Optional: Data can be collected from Tablecloth experiment (how far cup moves with added mass) Control features would need to be added for strength of the pull for data to be usuable.

Materials Needed:

Card Kick - Cups, pennies, 3 X 5 cards

Tablecloth - Cups, pennies (or other objects with mass), paper (simulated tablecloth)


Preparation Period:

It will take several days to collect the video and run the question worksheets. It should also take several days for the students to get through the material to have some back ground knowledge to complete the assignments and answer the questions.

Implementation Period:

This lesson will take several days for the students to cover the background knowledge and do the activity.

Science, Math, Engineering and / or Technology Implications:

See "plan of action" for links between inertia lesson and Science, Math, Engineering and/or Technology Implications

Considerations for Diversity in Education:

Multiple Modalities: Visual, Auditory, Kinesthetic

Lesson Files
Written Lecture and Demonstration Guide and Practice
[size: 1120768] [date uploaded: Jul 16, 2008, 2:14 am ]

Got Inertia Student Handout
This is a guide for the students to use as they follow along with the video and mini-labs.
[size: 1120768] [date uploaded: Apr 14, 2009, 9:49 am ]

Inertia Video Dialog Sheet
This is one way to introduce, discuss, and explain the inertia video.
[size: 37376] [date uploaded: Apr 14, 2009, 9:51 am ]

Inertia Pre and Post test
Pre and post test.
[size: 41984] [date uploaded: Apr 14, 2009, 9:52 am ]

Inertia Pre and Post test
Pre and post test
[size: 41984] [date uploaded: Apr 14, 2009, 9:56 am ]
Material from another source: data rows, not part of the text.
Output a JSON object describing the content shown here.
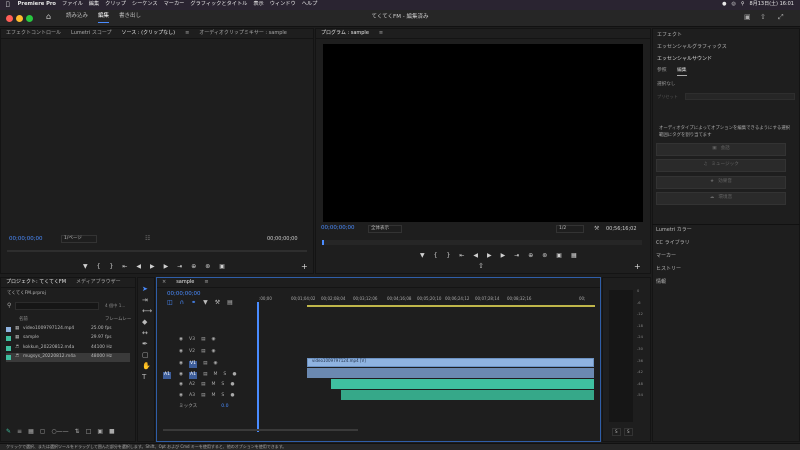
{
  "menubar": {
    "app_name": "Premiere Pro",
    "items": [
      "ファイル",
      "編集",
      "クリップ",
      "シーケンス",
      "マーカー",
      "グラフィックとタイトル",
      "表示",
      "ウィンドウ",
      "ヘルプ"
    ],
    "clock": "8月13日(土) 16:01"
  },
  "titlebar": {
    "tabs": [
      "読み込み",
      "編集",
      "書き出し"
    ],
    "active_tab": "編集",
    "doc_title": "てくてくFM - 編集済み"
  },
  "source_panel": {
    "tabs": [
      "エフェクトコントロール",
      "Lumetri スコープ",
      "ソース : (クリップなし)",
      "オーディオクリップミキサー : sample"
    ],
    "timecode_left": "00;00;00;00",
    "zoom": "1/ページ",
    "timecode_right": "00;00;00;00"
  },
  "program_panel": {
    "tab": "プログラム : sample",
    "timecode_left": "00;00;00;00",
    "fit": "全体表示",
    "resolution": "1/2",
    "timecode_right": "00;56;16;02"
  },
  "right_panel": {
    "headers": [
      "エフェクト",
      "エッセンシャルグラフィックス",
      "エッセンシャルサウンド"
    ],
    "subtabs": [
      "参照",
      "編集"
    ],
    "selection": "選択なし",
    "preset_label": "プリセット",
    "message": "オーディオタイプによってオプションを編集できるようにする選択範囲にタグを割り当てます",
    "buttons": [
      "会話",
      "ミュージック",
      "効果音",
      "環境音"
    ],
    "lower_panels": [
      "Lumetri カラー",
      "CC ライブラリ",
      "マーカー",
      "ヒストリー",
      "情報"
    ]
  },
  "project_panel": {
    "tabs": [
      "プロジェクト: てくてくFM",
      "メディアブラウザー"
    ],
    "file": "てくてくFM.prproj",
    "item_count": "4 個中 1...",
    "columns": [
      "名前",
      "フレームレー"
    ],
    "items": [
      {
        "name": "video1009797124.mp4",
        "rate": "25.00 fps",
        "color": "#8fb3e0"
      },
      {
        "name": "sample",
        "rate": "29.97 fps",
        "color": "#3fc0a0"
      },
      {
        "name": "kokkun_20220812.m4a",
        "rate": "44100 Hz",
        "color": "#3fc0a0"
      },
      {
        "name": "mugsys_20220812.m4a",
        "rate": "48000 Hz",
        "color": "#3fc0a0"
      }
    ]
  },
  "timeline": {
    "tab": "sample",
    "timecode": "00;00;00;00",
    "ruler": [
      ":00;00",
      "00;02;08;04",
      "00;04;16;08",
      "00;06;24;12",
      "00;08;32;16",
      "00;"
    ],
    "ruler_mid": [
      "00;01;04;02",
      "00;03;12;06",
      "00;05;20;10",
      "00;07;28;14"
    ],
    "video_tracks": [
      "V3",
      "V2",
      "V1"
    ],
    "audio_tracks": [
      "A1",
      "A2",
      "A3"
    ],
    "source_patch": [
      "V1",
      "A1"
    ],
    "mix_label": "ミックス",
    "mix_value": "0.0",
    "clip_name": "video1009797124.mp4 [V]"
  },
  "meter": {
    "scale": [
      "0",
      "-6",
      "-12",
      "-18",
      "-24",
      "-30",
      "-36",
      "-42",
      "-48",
      "-54"
    ],
    "buttons": [
      "S",
      "S"
    ]
  },
  "statusbar": {
    "text": "クリックで選択、または選択ツールをドラッグして囲んだ部分を選択します。Shift、Opt および Cmd キーを使用すると、他のオプションを使用できます。"
  },
  "colors": {
    "accent": "#4a8cff",
    "video_clip": "#8fb3e0",
    "audio_clip": "#3fc0a0"
  }
}
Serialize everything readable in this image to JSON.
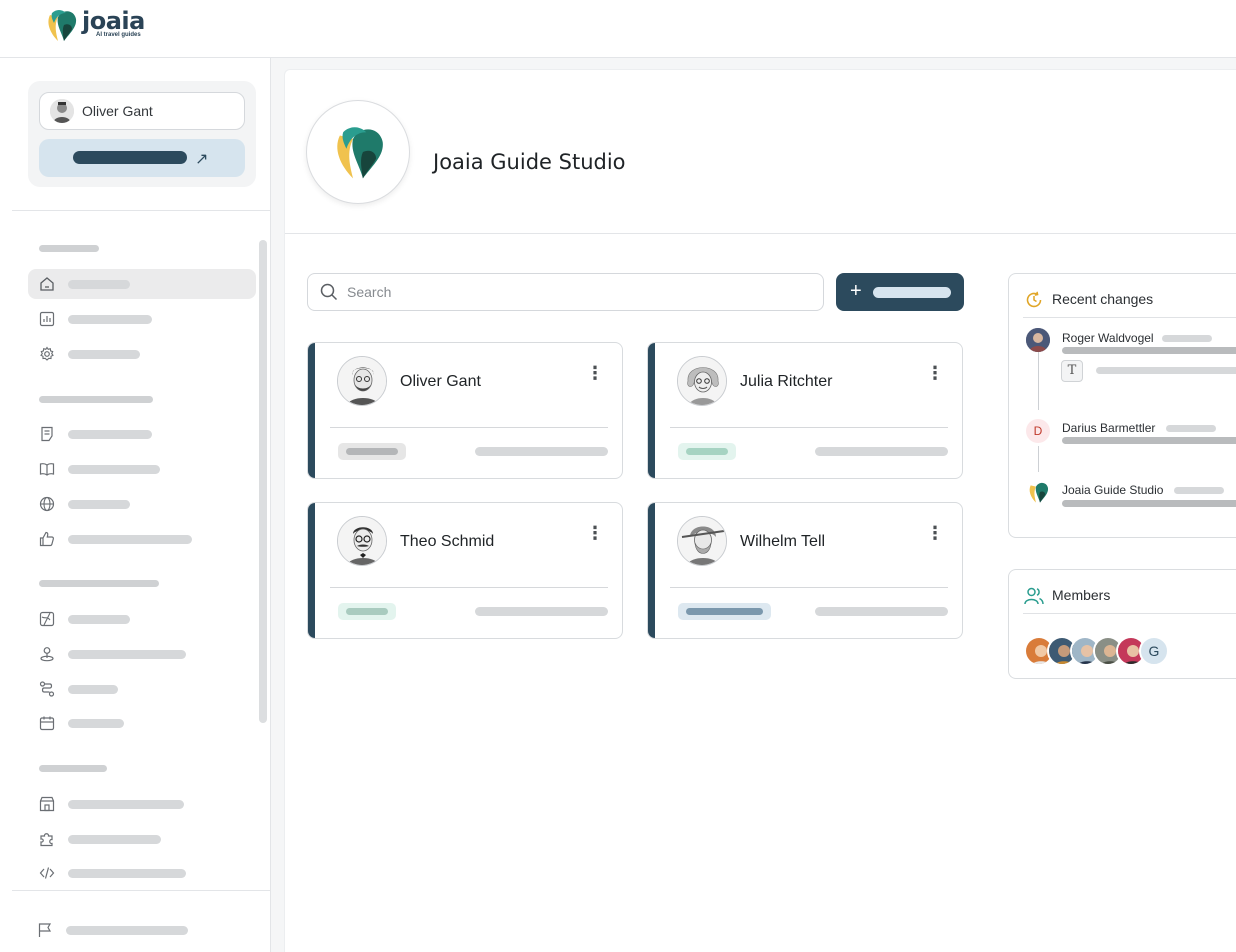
{
  "app": {
    "logo_word": "joaia",
    "logo_tagline": "AI travel guides"
  },
  "user": {
    "name": "Oliver Gant"
  },
  "studio": {
    "title": "Joaia Guide Studio"
  },
  "search": {
    "placeholder": "Search"
  },
  "guides": [
    {
      "name": "Oliver Gant",
      "badge_color": "#e6e6e6",
      "badge_inner": "#b4b6b8"
    },
    {
      "name": "Julia Ritchter",
      "badge_color": "#e3f4ee",
      "badge_inner": "#a6d3c2"
    },
    {
      "name": "Theo Schmid",
      "badge_color": "#e3f4ee",
      "badge_inner": "#a9cbbf"
    },
    {
      "name": "Wilhelm Tell",
      "badge_color": "#dde8f0",
      "badge_inner": "#7b98ad"
    }
  ],
  "recent_changes": {
    "title": "Recent changes",
    "items": [
      {
        "who": "Roger Waldvogel",
        "extra_icon": "T"
      },
      {
        "who": "Darius Barmettler",
        "initial": "D"
      },
      {
        "who": "Joaia Guide Studio"
      }
    ]
  },
  "members": {
    "title": "Members",
    "extra_initial": "G"
  },
  "colors": {
    "accent": "#2c4a5d",
    "accent_light": "#d6e4ee",
    "brand_teal": "#1f7a6a",
    "brand_yellow": "#f0c24e",
    "clock_orange": "#e0a526"
  }
}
Inertia Pre and Post test
Pre and Post test
[size: 41984] [date uploaded: Apr 14, 2009, 9:57 am ]

Some video files may require Adobe Flash to open or view.
Download Adobe Flash Player